▸ **What you need to do**
Output all entries exactly; images excluded.

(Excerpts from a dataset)
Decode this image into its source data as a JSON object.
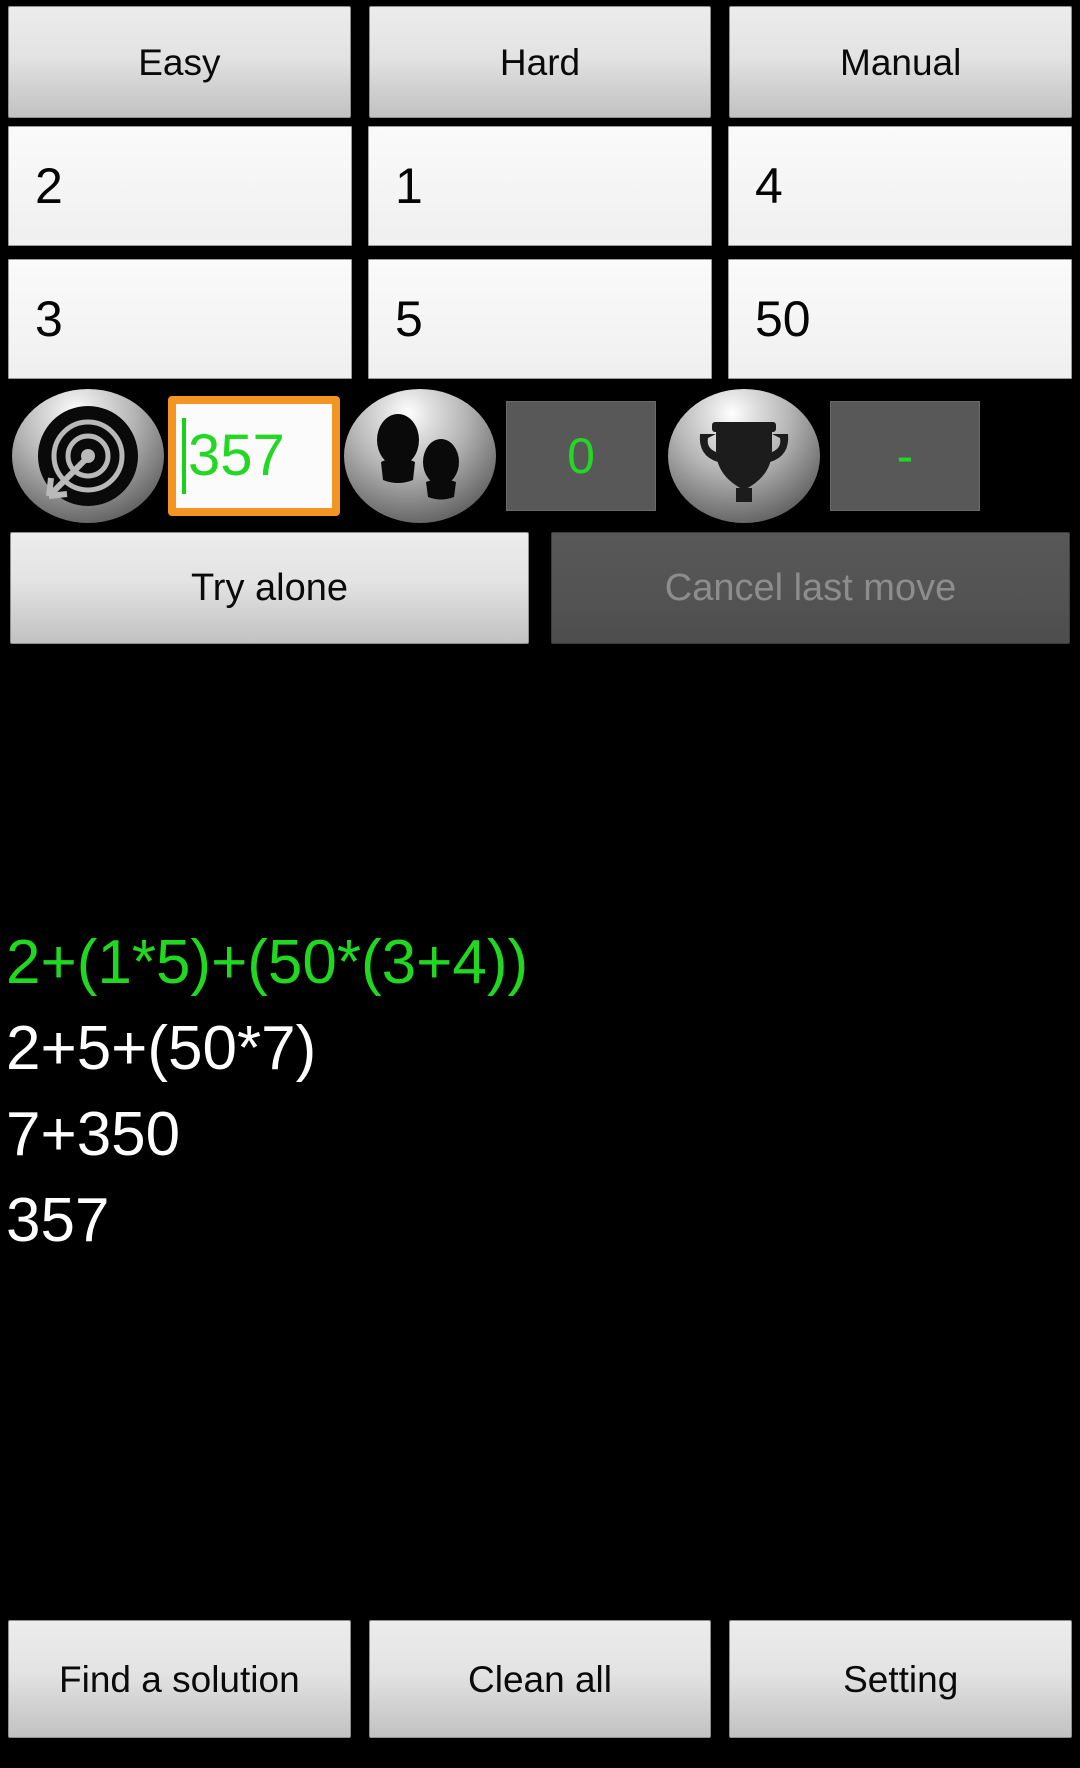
{
  "modes": [
    {
      "label": "Easy",
      "name": "mode-easy"
    },
    {
      "label": "Hard",
      "name": "mode-hard"
    },
    {
      "label": "Manual",
      "name": "mode-manual"
    }
  ],
  "numbers": {
    "row1": [
      "2",
      "1",
      "4"
    ],
    "row2": [
      "3",
      "5",
      "50"
    ]
  },
  "status": {
    "target_icon": "target-bullseye-icon",
    "target_value": "357",
    "moves_icon": "footprints-icon",
    "moves_value": "0",
    "best_icon": "trophy-icon",
    "best_value": "-"
  },
  "actions": {
    "try_alone": "Try alone",
    "cancel_last_move": "Cancel last move"
  },
  "solution": {
    "lines": [
      {
        "text": "2+(1*5)+(50*(3+4))",
        "color": "green"
      },
      {
        "text": "2+5+(50*7)",
        "color": "white"
      },
      {
        "text": "7+350",
        "color": "white"
      },
      {
        "text": "357",
        "color": "white"
      }
    ]
  },
  "bottom": [
    {
      "label": "Find a solution",
      "name": "find-a-solution-button"
    },
    {
      "label": "Clean all",
      "name": "clean-all-button"
    },
    {
      "label": "Setting",
      "name": "setting-button"
    }
  ],
  "colors": {
    "accent_orange": "#f39423",
    "green_text": "#23d723",
    "background": "#000000"
  }
}
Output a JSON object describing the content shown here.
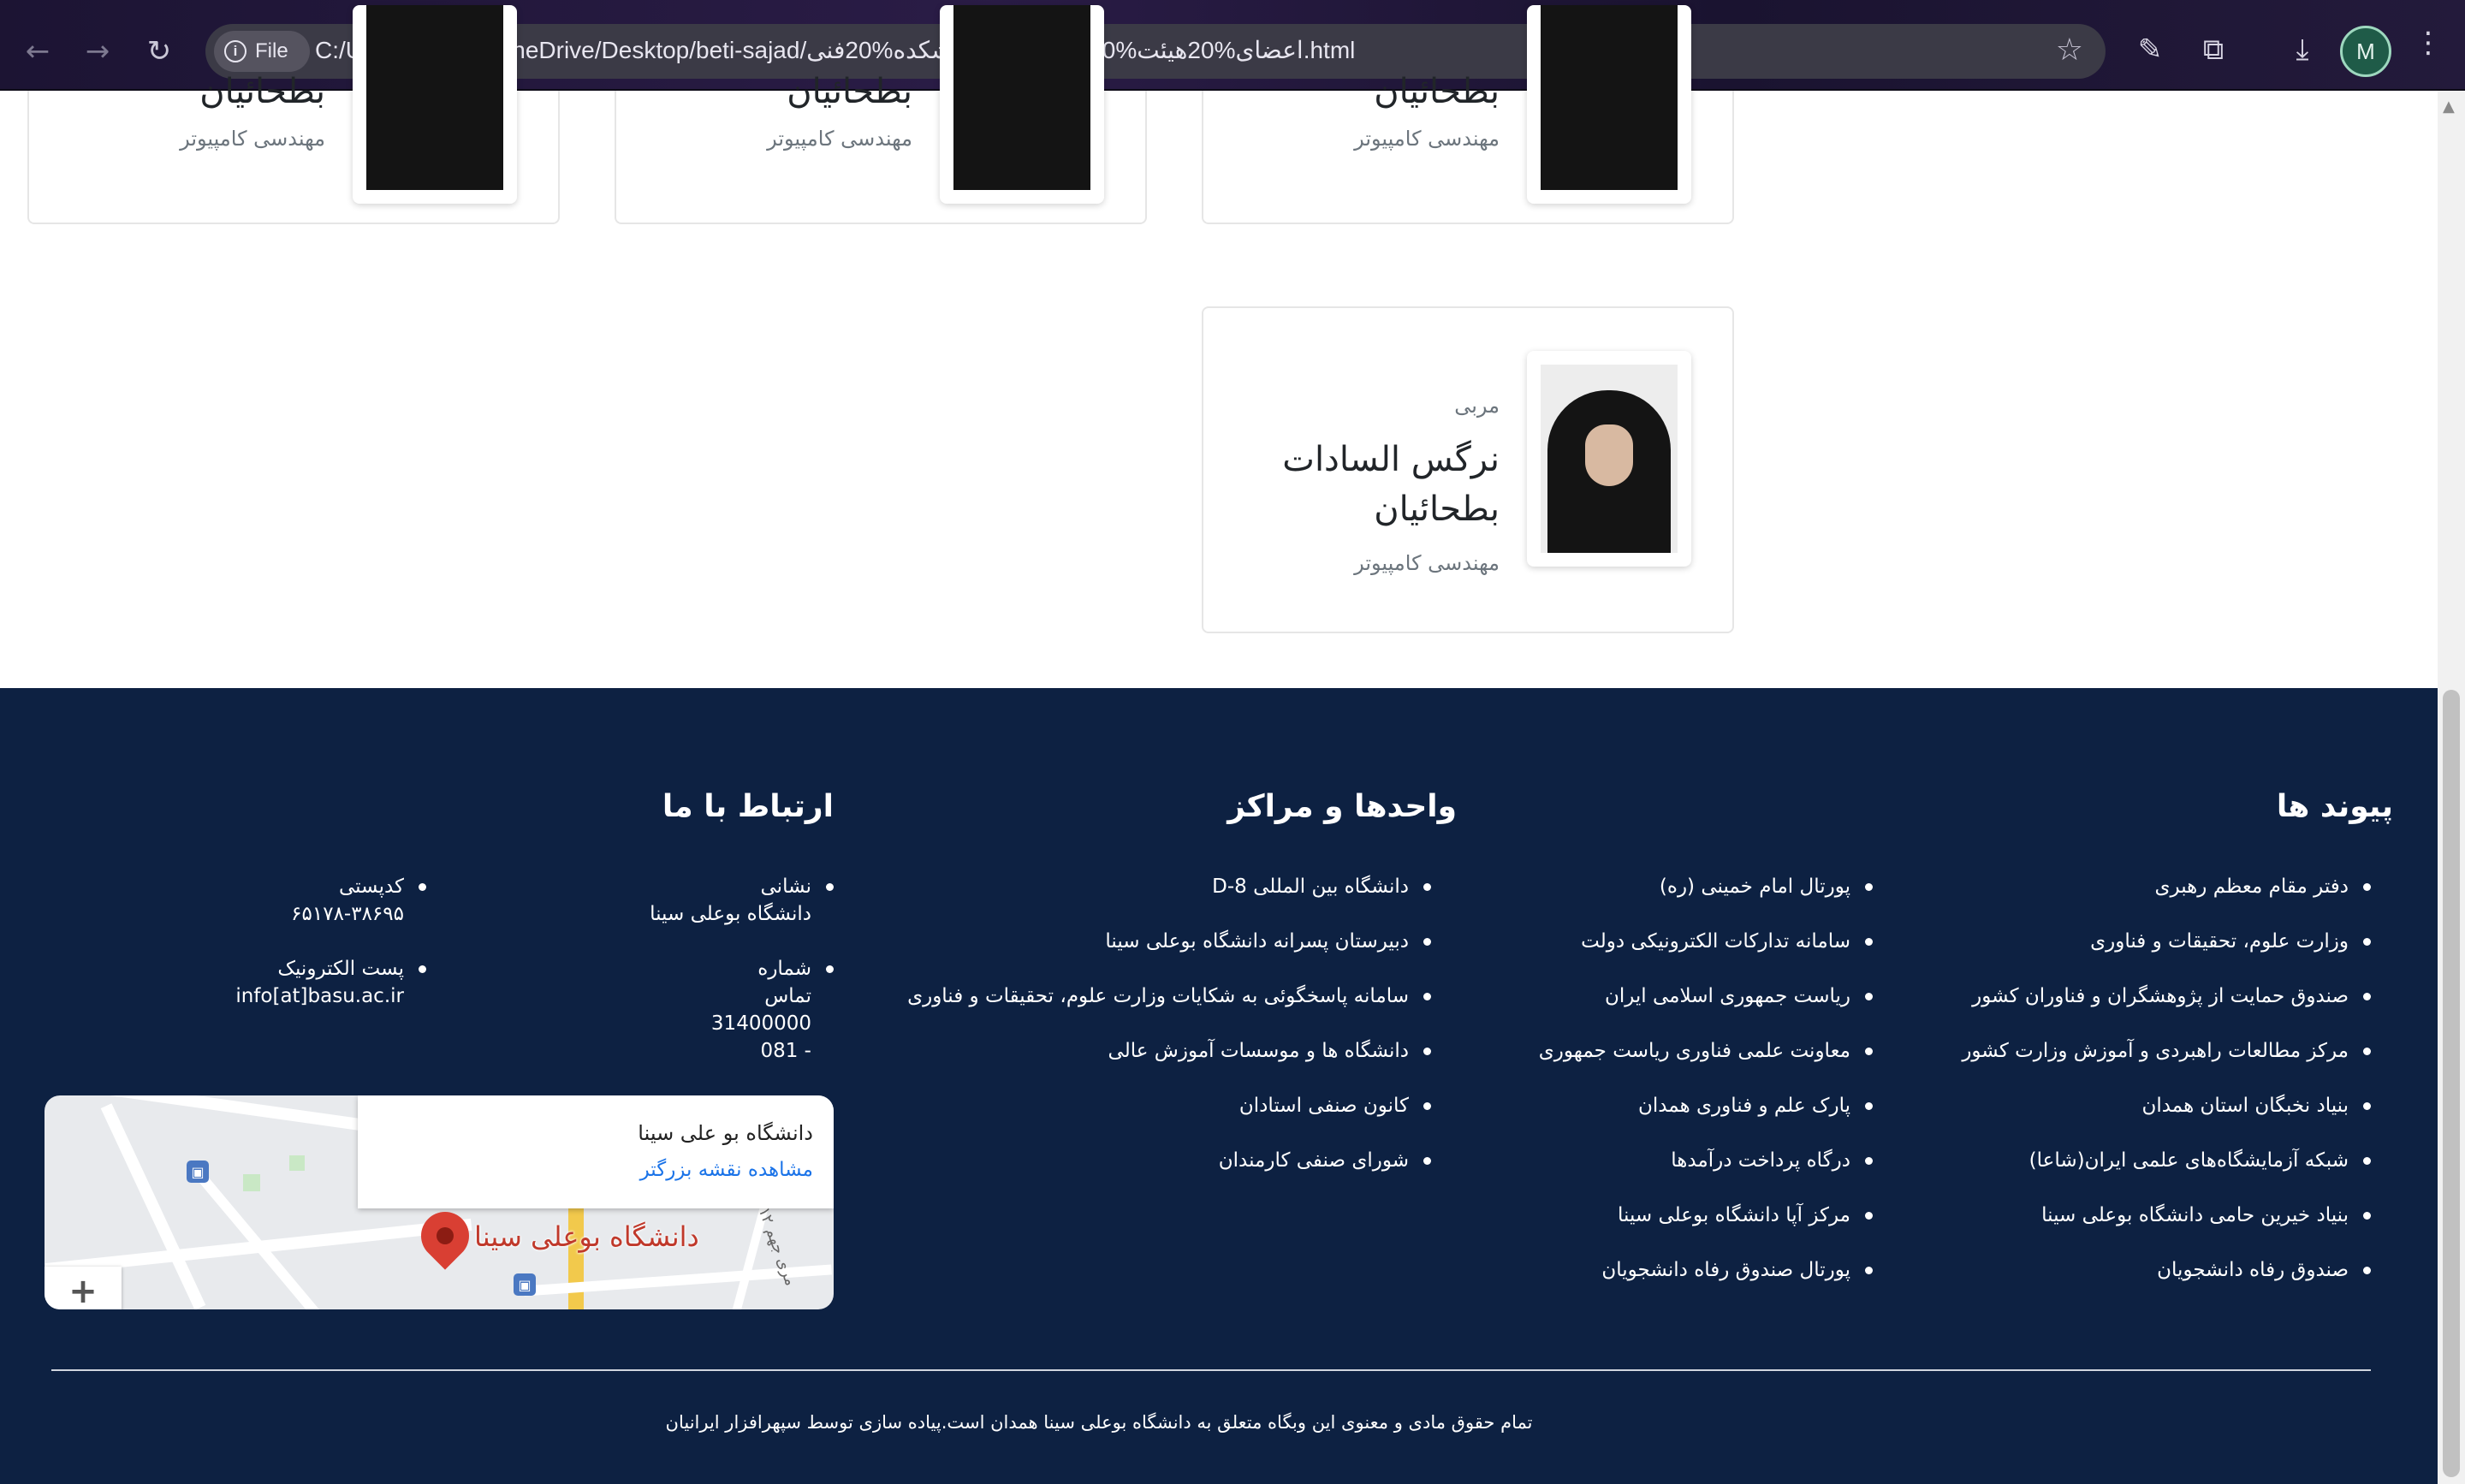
{
  "browser": {
    "file_chip_label": "File",
    "url": "C:/Users/m210s/OneDrive/Desktop/beti-sajad/اعضای%20هیئت%20علمی-%20دانشکده%20فنی.html",
    "avatar_letter": "M",
    "accent": "#1f5b48"
  },
  "members": [
    {
      "name": "بطحائیان",
      "dept": "مهندسی کامپیوتر"
    },
    {
      "name": "بطحائیان",
      "dept": "مهندسی کامپیوتر"
    },
    {
      "name": "بطحائیان",
      "dept": "مهندسی کامپیوتر"
    },
    {
      "role": "مربی",
      "name": "نرگس السادات بطحائیان",
      "dept": "مهندسی کامپیوتر"
    }
  ],
  "footer": {
    "bg_color": "#0d2142",
    "links_heading": "پیوند ها",
    "links_col1": [
      "دفتر مقام معظم رهبری",
      "وزارت علوم، تحقیقات و فناوری",
      "صندوق حمایت از پژوهشگران و فناوران کشور",
      "مرکز مطالعات راهبردی و آموزش وزارت کشور",
      "بنیاد نخبگان استان همدان",
      "شبکه آزمایشگاه‌های علمی ایران(شاعا)",
      "بنیاد خیرین حامی دانشگاه بوعلی سینا",
      "صندوق رفاه دانشجویان"
    ],
    "links_col2": [
      "پورتال امام خمینی (ره)",
      "سامانه تدارکات الکترونیکی دولت",
      "ریاست جمهوری اسلامی ایران",
      "معاونت علمی فناوری ریاست جمهوری",
      "پارک علم و فناوری همدان",
      "درگاه پرداخت درآمدها",
      "مرکز آپا دانشگاه بوعلی سینا",
      "پورتال صندوق رفاه دانشجویان"
    ],
    "units_heading": "واحدها و مراکز",
    "units": [
      "دانشگاه بین المللی D-8",
      "دبیرستان پسرانه دانشگاه بوعلی سینا",
      "سامانه پاسخگوئی به شکایات وزارت علوم، تحقیقات و فناوری",
      "دانشگاه ها و موسسات آموزش عالی",
      "کانون صنفی استادان",
      "شورای صنفی کارمندان"
    ],
    "contact_heading": "ارتباط با ما",
    "address_label": "نشانی",
    "address_value": "دانشگاه بوعلی سینا",
    "postal_label": "کدپستی",
    "postal_value": "۶۵۱۷۸-۳۸۶۹۵",
    "phone_label_1": "شماره",
    "phone_label_2": "تماس",
    "phone_value_1": "31400000",
    "phone_value_2": "- 081",
    "email_label": "پست الکترونیک",
    "email_value": "info[at]basu.ac.ir",
    "map": {
      "place_title": "دانشگاه بو علی سینا",
      "larger_map_link": "مشاهده نقشه بزرگتر",
      "pin_label": "دانشگاه بوعلی سینا",
      "street_label": "۱۲ مری جهم"
    },
    "copyright": "تمام حقوق مادی و معنوی این وبگاه متعلق به دانشگاه بوعلی سینا همدان است.پیاده سازی توسط سپهرافزار ایرانیان"
  }
}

▸ **Exercise solution**
Decode this image into its source data as a JSON object.
{
  "modes": [
    {
      "label": "Easy",
      "name": "mode-easy"
    },
    {
      "label": "Hard",
      "name": "mode-hard"
    },
    {
      "label": "Manual",
      "name": "mode-manual"
    }
  ],
  "numbers": {
    "row1": [
      "2",
      "1",
      "4"
    ],
    "row2": [
      "3",
      "5",
      "50"
    ]
  },
  "status": {
    "target_icon": "target-bullseye-icon",
    "target_value": "357",
    "moves_icon": "footprints-icon",
    "moves_value": "0",
    "best_icon": "trophy-icon",
    "best_value": "-"
  },
  "actions": {
    "try_alone": "Try alone",
    "cancel_last_move": "Cancel last move"
  },
  "solution": {
    "lines": [
      {
        "text": "2+(1*5)+(50*(3+4))",
        "color": "green"
      },
      {
        "text": "2+5+(50*7)",
        "color": "white"
      },
      {
        "text": "7+350",
        "color": "white"
      },
      {
        "text": "357",
        "color": "white"
      }
    ]
  },
  "bottom": [
    {
      "label": "Find a solution",
      "name": "find-a-solution-button"
    },
    {
      "label": "Clean all",
      "name": "clean-all-button"
    },
    {
      "label": "Setting",
      "name": "setting-button"
    }
  ],
  "colors": {
    "accent_orange": "#f39423",
    "green_text": "#23d723",
    "background": "#000000"
  }
}
Output a JSON object describing the content shown here.
{
  "browser": {
    "file_chip_label": "File",
    "url": "C:/Users/m210s/OneDrive/Desktop/beti-sajad/اعضای%20هیئت%20علمی-%20دانشکده%20فنی.html",
    "avatar_letter": "M",
    "accent": "#1f5b48"
  },
  "members": [
    {
      "name": "بطحائیان",
      "dept": "مهندسی کامپیوتر"
    },
    {
      "name": "بطحائیان",
      "dept": "مهندسی کامپیوتر"
    },
    {
      "name": "بطحائیان",
      "dept": "مهندسی کامپیوتر"
    },
    {
      "role": "مربی",
      "name": "نرگس السادات بطحائیان",
      "dept": "مهندسی کامپیوتر"
    }
  ],
  "footer": {
    "bg_color": "#0d2142",
    "links_heading": "پیوند ها",
    "links_col1": [
      "دفتر مقام معظم رهبری",
      "وزارت علوم، تحقیقات و فناوری",
      "صندوق حمایت از پژوهشگران و فناوران کشور",
      "مرکز مطالعات راهبردی و آموزش وزارت کشور",
      "بنیاد نخبگان استان همدان",
      "شبکه آزمایشگاه‌های علمی ایران(شاعا)",
      "بنیاد خیرین حامی دانشگاه بوعلی سینا",
      "صندوق رفاه دانشجویان"
    ],
    "links_col2": [
      "پورتال امام خمینی (ره)",
      "سامانه تدارکات الکترونیکی دولت",
      "ریاست جمهوری اسلامی ایران",
      "معاونت علمی فناوری ریاست جمهوری",
      "پارک علم و فناوری همدان",
      "درگاه پرداخت درآمدها",
      "مرکز آپا دانشگاه بوعلی سینا",
      "پورتال صندوق رفاه دانشجویان"
    ],
    "units_heading": "واحدها و مراکز",
    "units": [
      "دانشگاه بین المللی D-8",
      "دبیرستان پسرانه دانشگاه بوعلی سینا",
      "سامانه پاسخگوئی به شکایات وزارت علوم، تحقیقات و فناوری",
      "دانشگاه ها و موسسات آموزش عالی",
      "کانون صنفی استادان",
      "شورای صنفی کارمندان"
    ],
    "contact_heading": "ارتباط با ما",
    "address_label": "نشانی",
    "address_value": "دانشگاه بوعلی سینا",
    "postal_label": "کدپستی",
    "postal_value": "۶۵۱۷۸-۳۸۶۹۵",
    "phone_label_1": "شماره",
    "phone_label_2": "تماس",
    "phone_value_1": "31400000",
    "phone_value_2": "- 081",
    "email_label": "پست الکترونیک",
    "email_value": "info[at]basu.ac.ir",
    "map": {
      "place_title": "دانشگاه بو علی سینا",
      "larger_map_link": "مشاهده نقشه بزرگتر",
      "pin_label": "دانشگاه بوعلی سینا",
      "street_label": "۱۲ مری جهم"
    },
    "copyright": "تمام حقوق مادی و معنوی این وبگاه متعلق به دانشگاه بوعلی سینا همدان است.پیاده سازی توسط سپهرافزار ایرانیان"
  }
}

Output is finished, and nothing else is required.